He kissed me in turn, and a wry smile touched the corners of his lips. “When we have done what needs to be done, when we have vengence and the Silmarils are restored to us, and Arda is safe from Morgoth once again, then will I return for you and for my wife. I will come back for you both!” he stated with such determination that I almost believed him. But I knew that once he left the shores of Aman, never would he return again in hröa!
Then was he gone from the door of our house, and away to the great gate to join the others.
My golden voiced son was gone! “Farewell, Makalaure!” said I “May the Valar yet watch over you!” I knew not whether that plea could be answered, for so far beyond the love of the Valar had my family put themselves through Morgoth’s poisoning of my husband!
All years are Valinorian years.
·Makalaurë = Maglor
·Maitimo = Maedhros
·Wirilome = Ungoliant
·Tyelkormo = Celegorm
·Nolofinwë = Fingolfin
·indyo = Grandchild.
·Fëalindo = Spirit of Song, I think
.Tyelpinquar = Celebrimbor

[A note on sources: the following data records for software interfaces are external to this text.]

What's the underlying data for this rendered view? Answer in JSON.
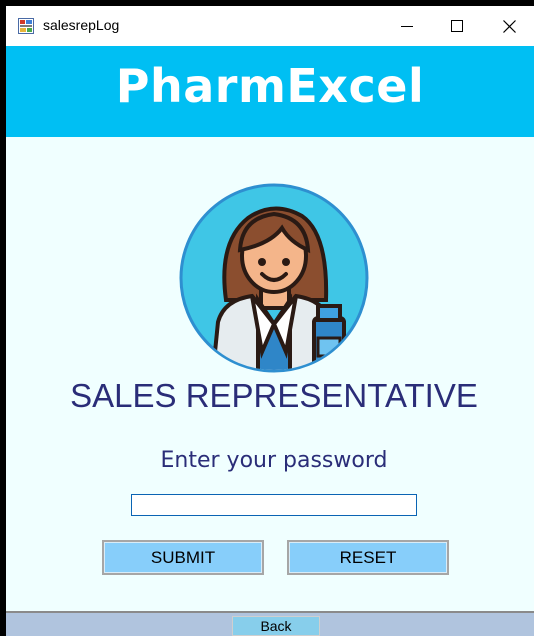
{
  "window": {
    "title": "salesrepLog",
    "icon": "form-icon"
  },
  "header": {
    "title": "PharmExcel",
    "background": "#00bff3"
  },
  "main": {
    "avatar": "pharmacist-avatar",
    "role_title": "SALES REPRESENTATIVE",
    "password_label": "Enter your password",
    "password_value": "",
    "submit_label": "SUBMIT",
    "reset_label": "RESET"
  },
  "footer": {
    "back_label": "Back"
  },
  "colors": {
    "accent": "#00bff3",
    "client_bg": "#f0ffff",
    "text": "#2a2d78",
    "button": "#87cefa",
    "footer_bg": "#b0c4de"
  }
}
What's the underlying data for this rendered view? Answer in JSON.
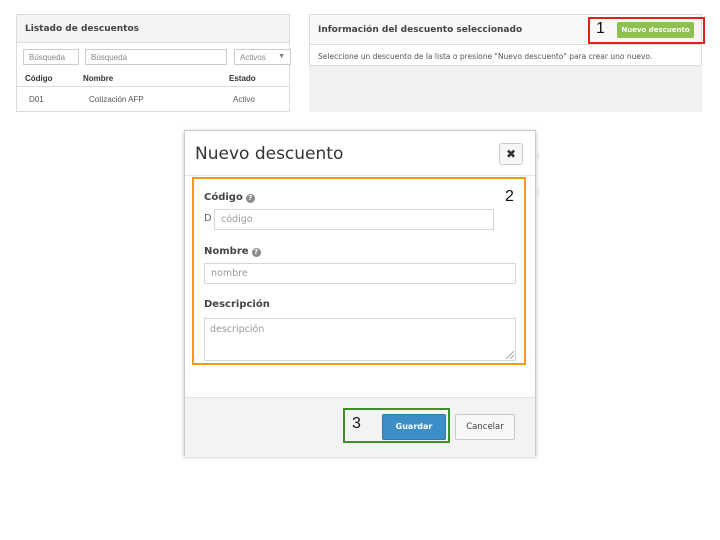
{
  "list_panel": {
    "title": "Listado de descuentos",
    "filters": {
      "code_placeholder": "Búsqueda",
      "name_placeholder": "Búsqueda",
      "state_value": "Activos"
    },
    "columns": [
      "Código",
      "Nombre",
      "Estado"
    ],
    "rows": [
      {
        "code": "D01",
        "name": "Cotización AFP",
        "state": "Activo"
      }
    ]
  },
  "info_panel": {
    "title": "Información del descuento seleccionado",
    "message": "Seleccione un descuento de la lista o presione \"Nuevo descuento\" para crear uno nuevo.",
    "new_button_label": "Nuevo descuento"
  },
  "callouts": [
    "1",
    "2",
    "3"
  ],
  "modal": {
    "title": "Nuevo descuento",
    "close_glyph": "✖",
    "code": {
      "label": "Código",
      "prefix": "D",
      "placeholder": "código"
    },
    "name": {
      "label": "Nombre",
      "placeholder": "nombre"
    },
    "description": {
      "label": "Descripción",
      "placeholder": "descripción"
    },
    "help_glyph": "?",
    "save_label": "Guardar",
    "cancel_label": "Cancelar"
  },
  "colors": {
    "new_button": "#8dc04f",
    "save_button": "#3d8ec6",
    "callout_1": "#e0201b",
    "callout_2": "#f39a19",
    "callout_3": "#3f8f2b"
  },
  "icons": {
    "state_dropdown": "chevron-down-icon",
    "close": "close-icon",
    "help": "help-icon",
    "resize": "resize-grip-icon"
  }
}
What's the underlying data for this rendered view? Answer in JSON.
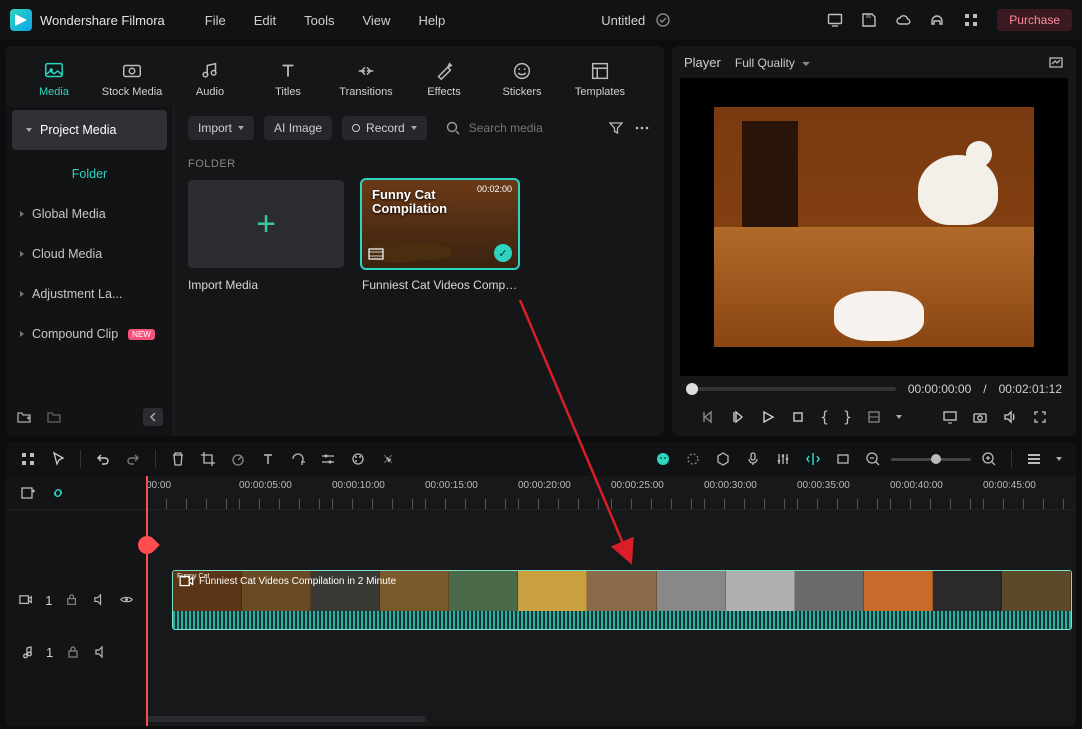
{
  "app_name": "Wondershare Filmora",
  "project_title": "Untitled",
  "purchase_label": "Purchase",
  "menus": [
    "File",
    "Edit",
    "Tools",
    "View",
    "Help"
  ],
  "tabs": [
    {
      "key": "media",
      "label": "Media",
      "active": true
    },
    {
      "key": "stockmedia",
      "label": "Stock Media",
      "active": false
    },
    {
      "key": "audio",
      "label": "Audio",
      "active": false
    },
    {
      "key": "titles",
      "label": "Titles",
      "active": false
    },
    {
      "key": "transitions",
      "label": "Transitions",
      "active": false
    },
    {
      "key": "effects",
      "label": "Effects",
      "active": false
    },
    {
      "key": "stickers",
      "label": "Stickers",
      "active": false
    },
    {
      "key": "templates",
      "label": "Templates",
      "active": false
    }
  ],
  "sidebar": {
    "project_media": "Project Media",
    "folder": "Folder",
    "items": [
      {
        "label": "Global Media"
      },
      {
        "label": "Cloud Media"
      },
      {
        "label": "Adjustment La..."
      },
      {
        "label": "Compound Clip",
        "new": true
      }
    ],
    "new_badge": "NEW"
  },
  "content": {
    "import_btn": "Import",
    "ai_image_btn": "AI Image",
    "record_btn": "Record",
    "search_placeholder": "Search media",
    "folder_heading": "FOLDER",
    "import_card": "Import Media",
    "clip_card": "Funniest Cat Videos Compil...",
    "clip_overlay": "Funny Cat Compilation",
    "clip_duration": "00:02:00"
  },
  "player": {
    "label": "Player",
    "quality": "Full Quality",
    "current": "00:00:00:00",
    "total": "00:02:01:12",
    "slash": "/"
  },
  "timeline": {
    "ticks": [
      "00:00",
      "00:00:05:00",
      "00:00:10:00",
      "00:00:15:00",
      "00:00:20:00",
      "00:00:25:00",
      "00:00:30:00",
      "00:00:35:00",
      "00:00:40:00",
      "00:00:45:00"
    ],
    "clip_label": "Funniest Cat Videos Compilation in 2 Minute",
    "video_track": "1",
    "audio_track": "1",
    "clip_overlay_small": "Funny Cat"
  }
}
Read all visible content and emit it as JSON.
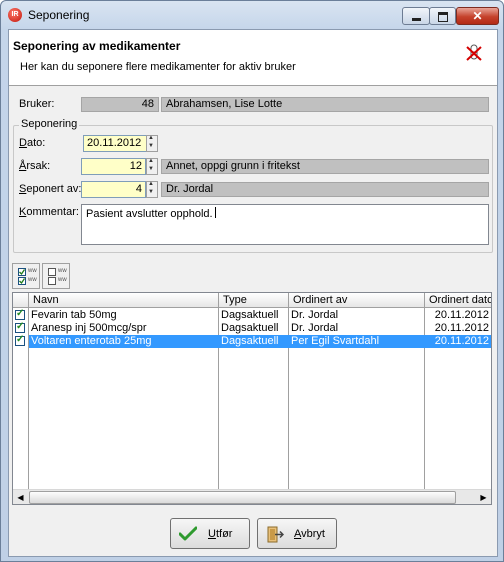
{
  "window": {
    "title": "Seponering"
  },
  "header": {
    "title": "Seponering av medikamenter",
    "subtitle": "Her kan du seponere flere medikamenter for aktiv bruker"
  },
  "bruker": {
    "label": "Bruker:",
    "id": "48",
    "name": "Abrahamsen, Lise Lotte"
  },
  "group": {
    "legend": "Seponering",
    "dato": {
      "label": "Dato:",
      "accel": "D",
      "rest": "ato:",
      "value": "20.11.2012"
    },
    "arsak": {
      "label": "Årsak:",
      "accel": "Å",
      "rest": "rsak:",
      "code": "12",
      "text": "Annet, oppgi grunn i fritekst"
    },
    "seponert_av": {
      "label": "Seponert av:",
      "accel": "S",
      "rest": "eponert av:",
      "code": "4",
      "text": "Dr. Jordal"
    },
    "kommentar": {
      "label": "Kommentar:",
      "accel": "K",
      "rest": "ommentar:",
      "value": "Pasient avslutter opphold."
    }
  },
  "toolbar": {
    "check_all": {
      "lines": [
        "ww",
        "ww"
      ]
    },
    "uncheck_all": {
      "lines": [
        "ww",
        "ww"
      ]
    }
  },
  "grid": {
    "columns": [
      "Navn",
      "Type",
      "Ordinert av",
      "Ordinert dato"
    ],
    "rows": [
      {
        "checked": true,
        "navn": "Fevarin tab 50mg",
        "type": "Dagsaktuell",
        "ordinert_av": "Dr. Jordal",
        "dato": "20.11.2012",
        "selected": false
      },
      {
        "checked": true,
        "navn": "Aranesp inj 500mcg/spr",
        "type": "Dagsaktuell",
        "ordinert_av": "Dr. Jordal",
        "dato": "20.11.2012",
        "selected": false
      },
      {
        "checked": true,
        "navn": "Voltaren enterotab 25mg",
        "type": "Dagsaktuell",
        "ordinert_av": "Per Egil Svartdahl",
        "dato": "20.11.2012",
        "selected": true
      }
    ]
  },
  "buttons": {
    "utfor": {
      "accel": "U",
      "rest": "tfør",
      "label": "Utfør"
    },
    "avbryt": {
      "accel": "A",
      "rest": "vbryt",
      "label": "Avbryt"
    }
  },
  "colors": {
    "selection": "#3399ff",
    "editable": "#ffffc8",
    "readonly": "#c0c0c0"
  }
}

Regarding the celebration of the festival, I have used ideas from both HoME 1 and The Silmarilion. I am implying that there was a festival every seven years in Valmar, to celebrate the gathering of first fruits, and to praise Eru. Also, was the arrival of the Noldor and Vanyar in Aman celebrated at this time.(HoME 1), But every twenty-one years there was a feast of the greatest magnificence, lasting seven days, upon Taniquetil